Switch the “Segmentation” to “Measurement” to look at the results of the updated classification model. As you can see from the image, all the samples are now finally correctly classified.
Now let’s try and apply the model to the “Test” image.

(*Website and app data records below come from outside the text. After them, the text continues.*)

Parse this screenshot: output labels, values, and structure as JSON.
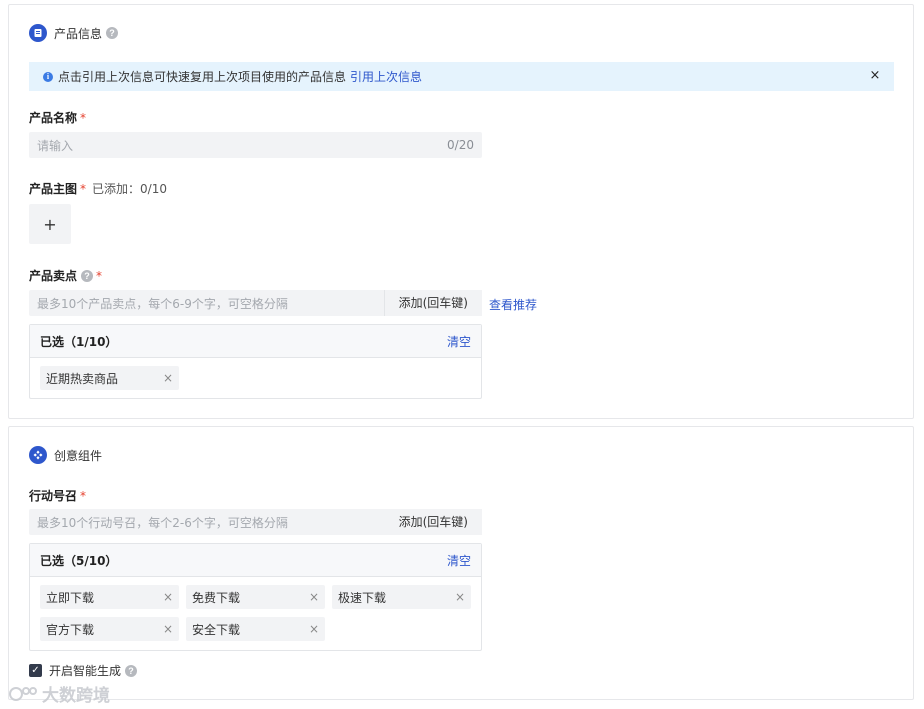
{
  "product": {
    "section_title": "产品信息",
    "icon": "document-icon",
    "notice": {
      "text": "点击引用上次信息可快速复用上次项目使用的产品信息",
      "link": "引用上次信息",
      "close": "×"
    },
    "name": {
      "label": "产品名称",
      "required": "*",
      "placeholder": "请输入",
      "counter": "0/20"
    },
    "image": {
      "label": "产品主图",
      "required": "*",
      "count_text": "已添加：0/10",
      "upload": "+"
    },
    "selling_points": {
      "label": "产品卖点",
      "required": "*",
      "placeholder": "最多10个产品卖点，每个6-9个字，可空格分隔",
      "add_button": "添加(回车键)",
      "recommend_link": "查看推荐",
      "selected_title": "已选（1/10）",
      "clear": "清空",
      "tags": [
        "近期热卖商品"
      ]
    }
  },
  "creative": {
    "section_title": "创意组件",
    "icon": "components-icon",
    "cta": {
      "label": "行动号召",
      "required": "*",
      "placeholder": "最多10个行动号召，每个2-6个字，可空格分隔",
      "add_button": "添加(回车键)",
      "selected_title": "已选（5/10）",
      "clear": "清空",
      "tags": [
        "立即下载",
        "免费下载",
        "极速下载",
        "官方下载",
        "安全下载"
      ]
    },
    "smart_gen": {
      "label": "开启智能生成",
      "checked": true
    }
  },
  "watermark": "大数跨境",
  "colors": {
    "accent": "#2e57cc",
    "required": "#e5412e",
    "notice_bg": "#e5f3fd"
  }
}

We will also do a real-time analysis workflow with object segmentation and classification and apply it using a “Simulator camera”
Simulate real-time prediction
Now that you have created a model which you are satisfied with, we can go into “Play” to simulate how the model would perform in real time.
Press the “Up” button three times so you come back to the start page.
Press the “Settings” button
Select “Hardware” in the left table.
Make sure the Selected camera is “Prediktera Simulator Camera”.
The type is “FileReader” and Source “Automatic - Selected Study group” (the Frame rate setting changes how fast the analysis will be done in frames or lines per second)
Then press “Connect”.
Press the “Up” button.
Press the “Play” button and select the Plastic classification study.
Press the “Add” button
Select the “New” tab and press “OK”.
Go the the “Analyse Tree” tab and click on the “Manual” segmentation node and then press “Delete”.
Click on the “Measurement” node, the plus sign after it. Then select “Segmentation” and “Model Expression”.
In the Expression field write
Class != Background. This means that we will segment out pixels that are not from the “Background” class.
Click on the Classification model node and then press the “Level down” button to move the model to the end of the tree.
The model classification is now ready for real-time predictions. To test this, click on “Analyse” and the same images used in training the model and the test set will be evaluated in a real-time scenario.
Uncheck the “Save image measurements and calculated descriptors” option and select “Parallel” measurement segmentation.
Click on “Next”.
Click on “Start”.
The data will now be analyzed in a real-time mode with automatic segmentation of the plastic objects.
To get a bigger view of the samples. You can turn on/off the settings for the blend, legend and target tracking setting for the visualization.
Good job! Watch the plastic classification roll by and receive a perfect classification score. Click “Finish” to stop the predictions.